Fisher downs the Black Widow in winners’ side quarterfinal at Omega Billiards Diamond Open

Jeanette Lee and Allison Fisher

As it turned out, if you didn’t know, you likely didn’t learn it or even suspect it, as the match progressed. In her third match of the $5,000-added, Hanshew’s Ladies 9-Ball at The Rack & Grill III in Aiken, SC, Jeanette Lee, returning to the tables seven months after a diagnosis of ovarian cancer, ran into long-time rival Allison Fisher in a winners’ side quarterfinal, which played out live on Omega Billiards’ Facebook page.

Aside from a frailty of movement, an indication of some struggles with pain, Lee competed with all the verve and skills that have been a part of her game for as long as she’s been carrying the moniker of the deadly Black Widow. In fact, the match played out, virtually without any unforced errors; Lee scratched twice, in the second and third rack of the 9-game contest, but she did so shooting at a difficult shot from a position in which Allison had placed her. Fisher rattled a couple of balls in their intended pockets, but they were tricky shots to begin with.

As they bent to lag, Lee put on a mock-serious, ‘I’m gonna get you’ face and shook her fist at Fisher, which set the tone for the entire match. From beginning to end, as they spoke to each other during the match, it was the clearest indication that the match and the people playing it were completely separate aspects of the single experience.

Fisher dropped three balls on her opening break and ran the rack from there to take the lead that she’d never relinquish. Jeanette’s break left her with a long, short-rail to short-rail shot at the 1-ball, off of which she scratched. Fisher dropped the 1-ball, before rattling the 2-ball in a corner pocket, allowing Lee to run to the 7-ball. She couldn’t ‘see’ the 8-ball, but while she successfully touched it, she left Fisher the opening to make it 2-0.

Lee’s scratch in the third rack allowed Fisher to make it 3-0. Lee’s subsequent break forced her to ‘push,’ out of which Fisher made a commanding, forceful shot at the 2-ball and then, ran the table from there to make it 4-0. Another break and run for Allison pushed it to 5-0 quickly.

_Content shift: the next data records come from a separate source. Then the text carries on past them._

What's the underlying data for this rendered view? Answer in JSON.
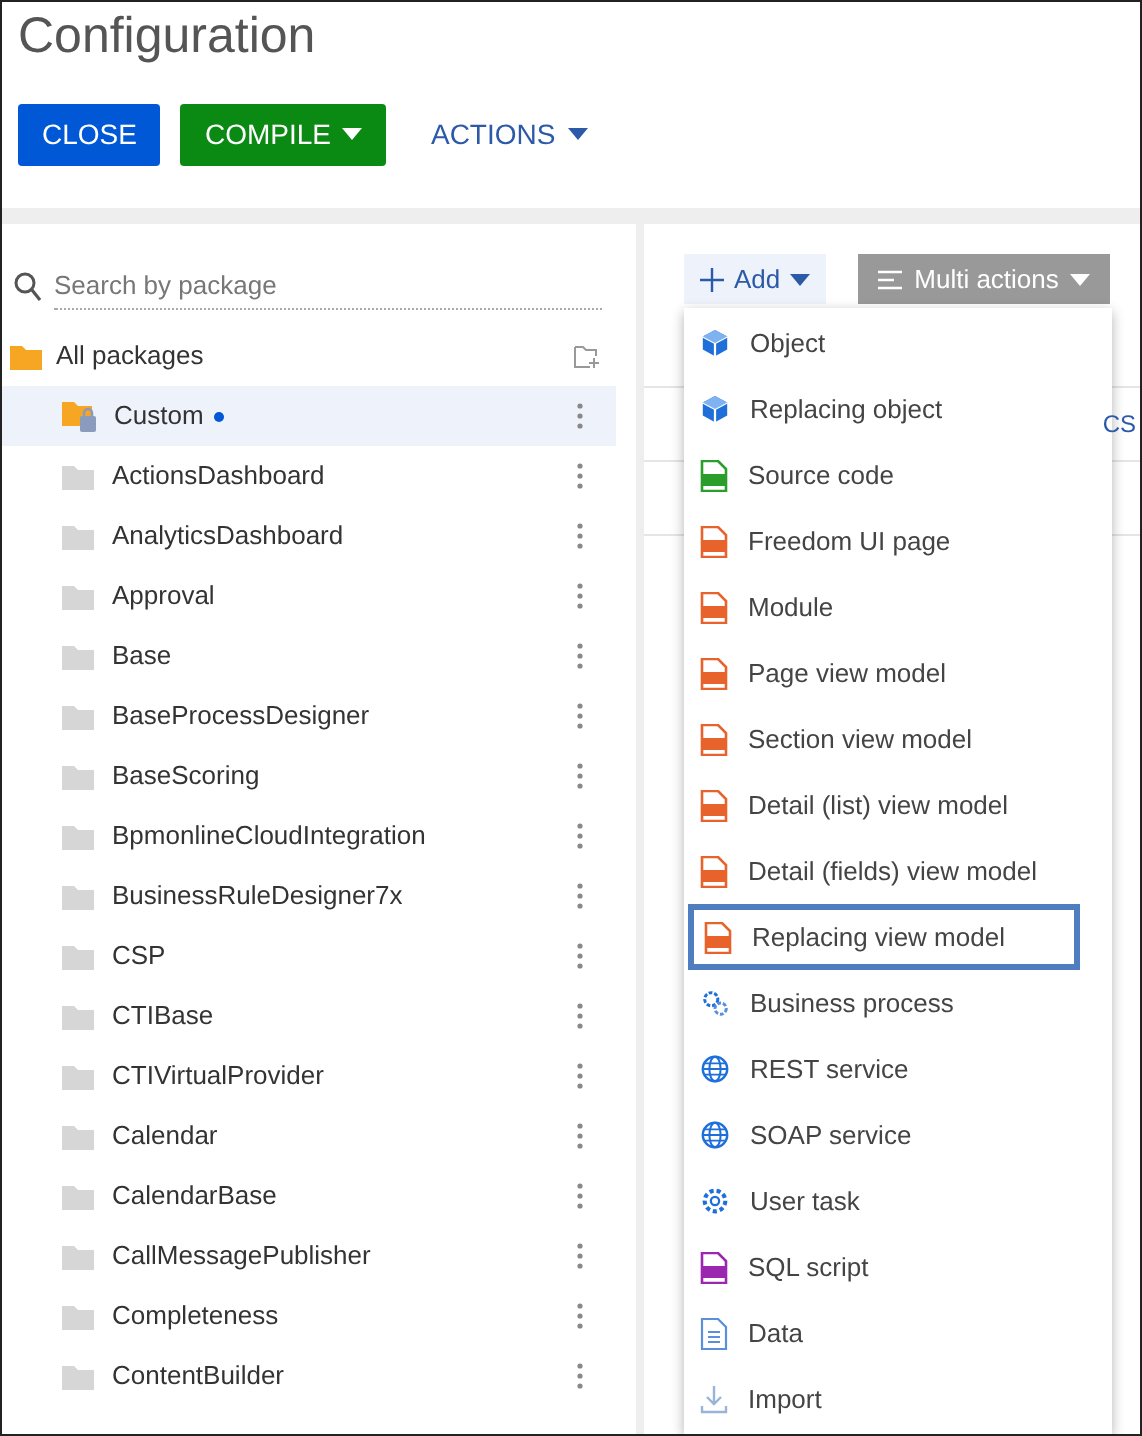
{
  "title": "Configuration",
  "toolbar": [
    {
      "label": "CLOSE",
      "kind": "primary",
      "dropdown": false
    },
    {
      "label": "COMPILE",
      "kind": "success",
      "dropdown": true
    },
    {
      "label": "ACTIONS",
      "kind": "link",
      "dropdown": true
    }
  ],
  "search": {
    "placeholder": "Search by package"
  },
  "tree": {
    "label": "All packages",
    "children": [
      {
        "label": "Custom",
        "kind": "custom",
        "selected": true,
        "modified": true
      },
      {
        "label": "ActionsDashboard",
        "kind": "package",
        "selected": false,
        "modified": false
      },
      {
        "label": "AnalyticsDashboard",
        "kind": "package",
        "selected": false,
        "modified": false
      },
      {
        "label": "Approval",
        "kind": "package",
        "selected": false,
        "modified": false
      },
      {
        "label": "Base",
        "kind": "package",
        "selected": false,
        "modified": false
      },
      {
        "label": "BaseProcessDesigner",
        "kind": "package",
        "selected": false,
        "modified": false
      },
      {
        "label": "BaseScoring",
        "kind": "package",
        "selected": false,
        "modified": false
      },
      {
        "label": "BpmonlineCloudIntegration",
        "kind": "package",
        "selected": false,
        "modified": false
      },
      {
        "label": "BusinessRuleDesigner7x",
        "kind": "package",
        "selected": false,
        "modified": false
      },
      {
        "label": "CSP",
        "kind": "package",
        "selected": false,
        "modified": false
      },
      {
        "label": "CTIBase",
        "kind": "package",
        "selected": false,
        "modified": false
      },
      {
        "label": "CTIVirtualProvider",
        "kind": "package",
        "selected": false,
        "modified": false
      },
      {
        "label": "Calendar",
        "kind": "package",
        "selected": false,
        "modified": false
      },
      {
        "label": "CalendarBase",
        "kind": "package",
        "selected": false,
        "modified": false
      },
      {
        "label": "CallMessagePublisher",
        "kind": "package",
        "selected": false,
        "modified": false
      },
      {
        "label": "Completeness",
        "kind": "package",
        "selected": false,
        "modified": false
      },
      {
        "label": "ContentBuilder",
        "kind": "package",
        "selected": false,
        "modified": false
      }
    ]
  },
  "content": {
    "add_button": "Add",
    "multi_actions_button": "Multi actions",
    "column_1": "CS"
  },
  "add_menu": [
    {
      "label": "Object",
      "kind": "object",
      "selected": false
    },
    {
      "label": "Replacing object",
      "kind": "object",
      "selected": false
    },
    {
      "label": "Source code",
      "kind": "csharp",
      "selected": false
    },
    {
      "label": "Freedom UI page",
      "kind": "js",
      "selected": false
    },
    {
      "label": "Module",
      "kind": "js",
      "selected": false
    },
    {
      "label": "Page view model",
      "kind": "js",
      "selected": false
    },
    {
      "label": "Section view model",
      "kind": "js",
      "selected": false
    },
    {
      "label": "Detail (list) view model",
      "kind": "js",
      "selected": false
    },
    {
      "label": "Detail (fields) view model",
      "kind": "js",
      "selected": false
    },
    {
      "label": "Replacing view model",
      "kind": "js",
      "selected": true
    },
    {
      "label": "Business process",
      "kind": "process",
      "selected": false
    },
    {
      "label": "REST service",
      "kind": "web",
      "selected": false
    },
    {
      "label": "SOAP service",
      "kind": "web",
      "selected": false
    },
    {
      "label": "User task",
      "kind": "usertask",
      "selected": false
    },
    {
      "label": "SQL script",
      "kind": "sql",
      "selected": false
    },
    {
      "label": "Data",
      "kind": "data",
      "selected": false
    },
    {
      "label": "Import",
      "kind": "import",
      "selected": false
    }
  ]
}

Nothing, at this point, about Lee’s posture, movement or execution of the basics gave any clue to the pain that was dogging her from the opening; good decisions, clean stroke, and most importantly, maintenance of a sense of humor, which flashed briefly in the 6th rack.

Lee dropped three balls on her break and then promptly rattled the 2-ball in a pocket. Fisher returned the favor moments later, rattling the 4-ball in a pocket. Jeanette missed the chance she was given but nestled the cue ball right up against the 9-ball, forcing Fisher to make a strong shot just to hit it, but ultimately, giving Lee the chance she needed. She finished the rack, to general applause from the gathered crowd, raised her arms in the air as she stepped away from the table and said “Yay!!”

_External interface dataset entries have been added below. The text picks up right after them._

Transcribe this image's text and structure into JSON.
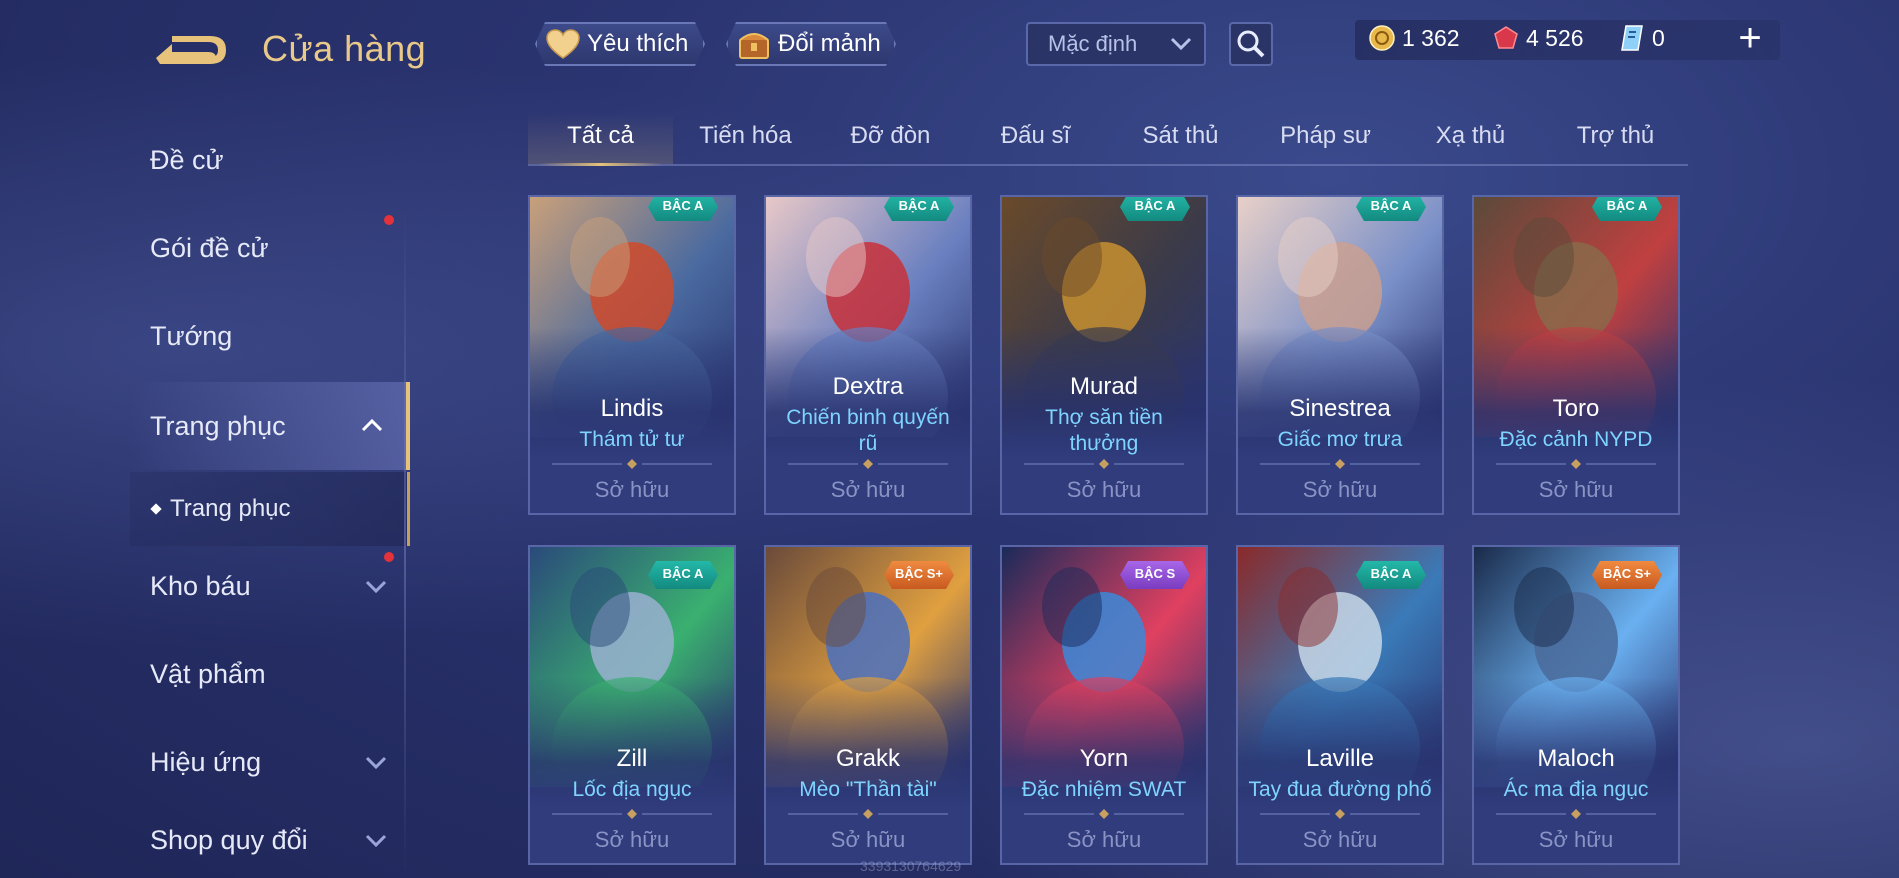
{
  "header": {
    "title": "Cửa hàng",
    "favorites_label": "Yêu thích",
    "fragments_label": "Đổi mảnh",
    "sort_value": "Mặc định",
    "currency": {
      "gold": "1 362",
      "ruby": "4 526",
      "voucher": "0"
    },
    "add_symbol": "+"
  },
  "sidebar": {
    "items": [
      {
        "label": "Đề cử"
      },
      {
        "label": "Gói đề cử"
      },
      {
        "label": "Tướng"
      },
      {
        "label": "Trang phục"
      },
      {
        "label": "Trang phục"
      },
      {
        "label": "Kho báu"
      },
      {
        "label": "Vật phẩm"
      },
      {
        "label": "Hiệu ứng"
      },
      {
        "label": "Shop quy đổi"
      }
    ]
  },
  "tabs": [
    "Tất cả",
    "Tiến hóa",
    "Đỡ đòn",
    "Đấu sĩ",
    "Sát thủ",
    "Pháp sư",
    "Xạ thủ",
    "Trợ thủ"
  ],
  "cards": [
    {
      "hero": "Lindis",
      "skin": "Thám tử tư",
      "skin2": "",
      "tier": "BẬC A",
      "status": "Sở hữu"
    },
    {
      "hero": "Dextra",
      "skin": "Chiến binh quyến",
      "skin2": "rũ",
      "tier": "BẬC A",
      "status": "Sở hữu"
    },
    {
      "hero": "Murad",
      "skin": "Thợ săn tiền",
      "skin2": "thưởng",
      "tier": "BẬC A",
      "status": "Sở hữu"
    },
    {
      "hero": "Sinestrea",
      "skin": "Giấc mơ trưa",
      "skin2": "",
      "tier": "BẬC A",
      "status": "Sở hữu"
    },
    {
      "hero": "Toro",
      "skin": "Đặc cảnh NYPD",
      "skin2": "",
      "tier": "BẬC A",
      "status": "Sở hữu"
    },
    {
      "hero": "Zill",
      "skin": "Lốc địa ngục",
      "skin2": "",
      "tier": "BẬC A",
      "status": "Sở hữu"
    },
    {
      "hero": "Grakk",
      "skin": "Mèo \"Thần tài\"",
      "skin2": "",
      "tier": "BẬC S+",
      "status": "Sở hữu"
    },
    {
      "hero": "Yorn",
      "skin": "Đặc nhiệm SWAT",
      "skin2": "",
      "tier": "BẬC S",
      "status": "Sở hữu"
    },
    {
      "hero": "Laville",
      "skin": "Tay đua đường phố",
      "skin2": "",
      "tier": "BẬC A",
      "status": "Sở hữu"
    },
    {
      "hero": "Maloch",
      "skin": "Ác ma địa ngục",
      "skin2": "",
      "tier": "BẬC S+",
      "status": "Sở hữu"
    }
  ],
  "watermark": "3393130764629",
  "colors": {
    "accent_gold": "#e6c27a",
    "skin_name": "#7ed4ff",
    "badge_a": "#23b8a8",
    "badge_s": "#a866e8",
    "badge_s_plus": "#f08a40",
    "notification": "#e3323a"
  },
  "icons": {
    "back": "back-arrow-icon",
    "favorites": "heart-icon",
    "fragments": "chest-icon",
    "search": "search-icon",
    "gold": "gold-coin-icon",
    "ruby": "ruby-gem-icon",
    "voucher": "voucher-icon"
  }
}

“Here I come!!” she added, to a burst of laughter from the crowd, as she moved to sit in her chair.

In the seventh rack, Fisher dropped a ball, but couldn’t see the 1-ball well enough to risk taking a shot at it, and she pushed. Looking at the 1-ball, tucked behind the 7-ball at the opposite end of the table, Jeanette gave the table back to Fisher, and as Fisher paused to consider her options, Lee spoke up to clarify her decision.

“I’d shoot it,” she told Fisher, “but I don’t want to show off.”

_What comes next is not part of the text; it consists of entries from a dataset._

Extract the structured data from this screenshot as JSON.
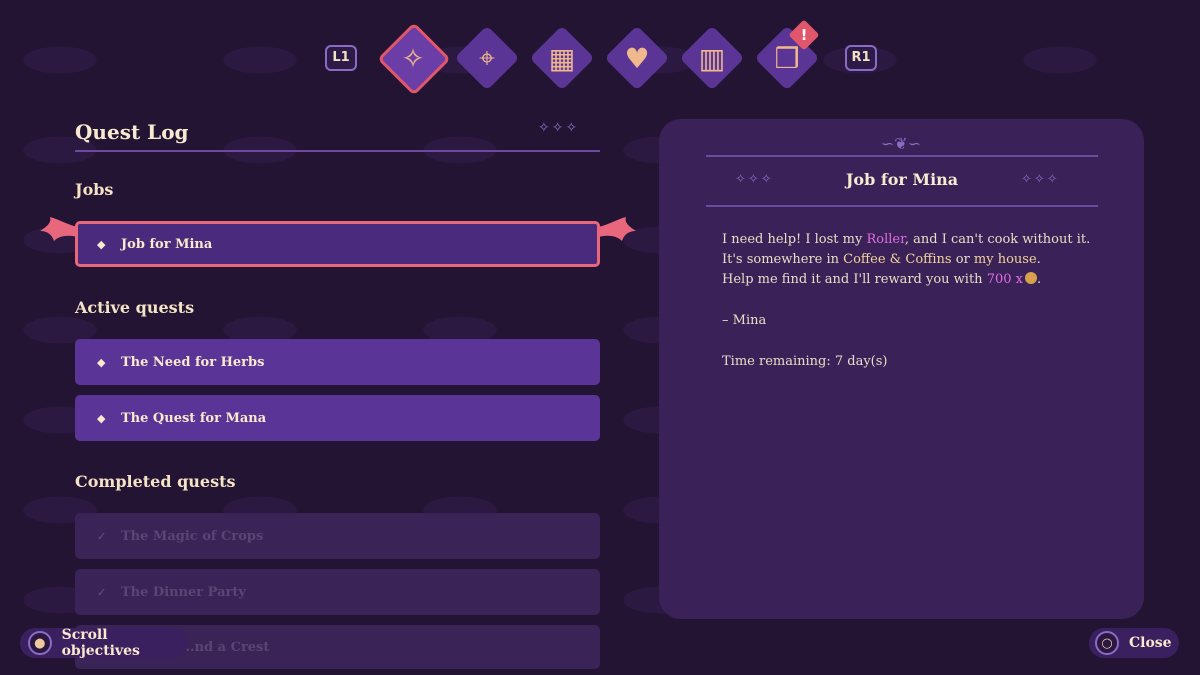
{
  "nav": {
    "left_shoulder": "L1",
    "right_shoulder": "R1",
    "tabs": [
      {
        "icon": "quest-scroll-icon",
        "glyph": "✧",
        "active": true
      },
      {
        "icon": "map-icon",
        "glyph": "⌖",
        "active": false
      },
      {
        "icon": "calendar-icon",
        "glyph": "▦",
        "active": false
      },
      {
        "icon": "heart-icon",
        "glyph": "♥",
        "active": false
      },
      {
        "icon": "wardrobe-icon",
        "glyph": "▥",
        "active": false
      },
      {
        "icon": "recipe-book-icon",
        "glyph": "❒",
        "active": false
      }
    ],
    "alert_badge": "!"
  },
  "quest_log": {
    "title": "Quest Log",
    "title_deco": "✧✧✧",
    "jobs_label": "Jobs",
    "jobs": [
      {
        "name": "Job for Mina",
        "bullet": "◆"
      }
    ],
    "active_label": "Active quests",
    "active": [
      {
        "name": "The Need for Herbs",
        "bullet": "◆"
      },
      {
        "name": "The Quest for Mana",
        "bullet": "◆"
      }
    ],
    "completed_label": "Completed quests",
    "completed": [
      {
        "name": "The Magic of Crops",
        "bullet": "✓"
      },
      {
        "name": "The Dinner Party",
        "bullet": "✓"
      },
      {
        "name": "...nd a Crest",
        "bullet": "✓"
      }
    ]
  },
  "detail": {
    "title": "Job for Mina",
    "deco_left": "✧✧✧",
    "deco_right": "✧✧✧",
    "curl": "∽❦∽",
    "line1_a": "I need help! I lost my ",
    "line1_item": "Roller",
    "line1_b": ", and I can't cook without it.",
    "line2_a": "It's somewhere in ",
    "line2_place1": "Coffee & Coffins",
    "line2_b": " or ",
    "line2_place2": "my house",
    "line2_c": ".",
    "line3_a": "Help me find it and I'll reward you with ",
    "line3_reward": "700 x",
    "line3_b": ".",
    "signature": "– Mina",
    "time_remaining": "Time remaining: 7 day(s)"
  },
  "prompts": {
    "scroll_label": "Scroll objectives",
    "scroll_icon": "right-stick-icon",
    "close_label": "Close",
    "close_icon": "circle-button-icon",
    "close_glyph": "○"
  },
  "colors": {
    "background": "#231433",
    "accent_selected": "#e9677c",
    "quest_active": "#5a3597",
    "panel": "#3a2258",
    "highlight_item": "#e06ee0",
    "highlight_place": "#f2d49a"
  }
}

Fisher laughed along with everybody else on the perimeter of the TV table, smiled a ‘thank you’ at Lee for ‘not wanting to show off.’

“I’ll show off for you,” she told her, Lee laughing with the rest of the crowd.

And she almost did. She bounced the 1-ball off the far short rail and it traveled to the other end of the table, looking for all the world like it had a notion to drop into the corner pocket, but it didn’t. They battled back and forth over issues related to the 7-ball, until Fisher had the chance to run them, and she did, to reach the hill first. Jeanette followed up with her first and only break and run to chalk up her second rack.

Fisher followed Lee’s first break and run with her first dry break, out of which Lee chose against taking a poke at a fairly hidden 1-ball. Allison gave the table back to her. After some initial struggles, Fisher broke the ‘logjam’ and finished the rack to win it.

They hugged generously at the end, long enough to give Jeanette the post-hug opportunity to put the match in perspective. 

“I want you to know,” she told the crowd, “I still hate her,” thus, exiting the arena in the way she’d entered it at the beginning, giving those who’d gathered to watch, something to laugh about.